Exercise aim: This task calls for every entry below to be repeated exactly, without the pictures.

Records to use:
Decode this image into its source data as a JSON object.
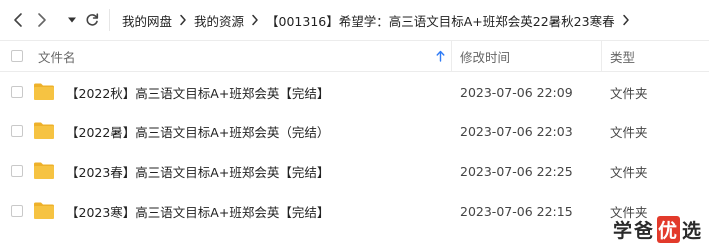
{
  "breadcrumb": {
    "items": [
      "我的网盘",
      "我的资源",
      "【001316】希望学：高三语文目标A+班郑会英22暑秋23寒春"
    ]
  },
  "header": {
    "name_label": "文件名",
    "time_label": "修改时间",
    "type_label": "类型"
  },
  "files": [
    {
      "name": "【2022秋】高三语文目标A+班郑会英【完结】",
      "modified": "2023-07-06 22:09",
      "type": "文件夹"
    },
    {
      "name": "【2022暑】高三语文目标A+班郑会英（完结）",
      "modified": "2023-07-06 22:03",
      "type": "文件夹"
    },
    {
      "name": "【2023春】高三语文目标A+班郑会英【完结】",
      "modified": "2023-07-06 22:25",
      "type": "文件夹"
    },
    {
      "name": "【2023寒】高三语文目标A+班郑会英【完结】",
      "modified": "2023-07-06 22:15",
      "type": "文件夹"
    }
  ],
  "watermark": {
    "char1": "学",
    "char2": "爸",
    "char3": "优",
    "char4": "选"
  },
  "colors": {
    "folder": "#f6c342",
    "folder_dark": "#eeb12a",
    "sort_arrow": "#2f7bf5",
    "watermark_accent": "#e23a2b"
  }
}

Reply to the exercise:
Decode this image into its source data as a JSON object.
{
  "breadcrumb": {
    "items": [
      "我的网盘",
      "我的资源",
      "【001316】希望学：高三语文目标A+班郑会英22暑秋23寒春"
    ]
  },
  "header": {
    "name_label": "文件名",
    "time_label": "修改时间",
    "type_label": "类型"
  },
  "files": [
    {
      "name": "【2022秋】高三语文目标A+班郑会英【完结】",
      "modified": "2023-07-06 22:09",
      "type": "文件夹"
    },
    {
      "name": "【2022暑】高三语文目标A+班郑会英（完结）",
      "modified": "2023-07-06 22:03",
      "type": "文件夹"
    },
    {
      "name": "【2023春】高三语文目标A+班郑会英【完结】",
      "modified": "2023-07-06 22:25",
      "type": "文件夹"
    },
    {
      "name": "【2023寒】高三语文目标A+班郑会英【完结】",
      "modified": "2023-07-06 22:15",
      "type": "文件夹"
    }
  ],
  "watermark": {
    "char1": "学",
    "char2": "爸",
    "char3": "优",
    "char4": "选"
  },
  "colors": {
    "folder": "#f6c342",
    "folder_dark": "#eeb12a",
    "sort_arrow": "#2f7bf5",
    "watermark_accent": "#e23a2b"
  }
}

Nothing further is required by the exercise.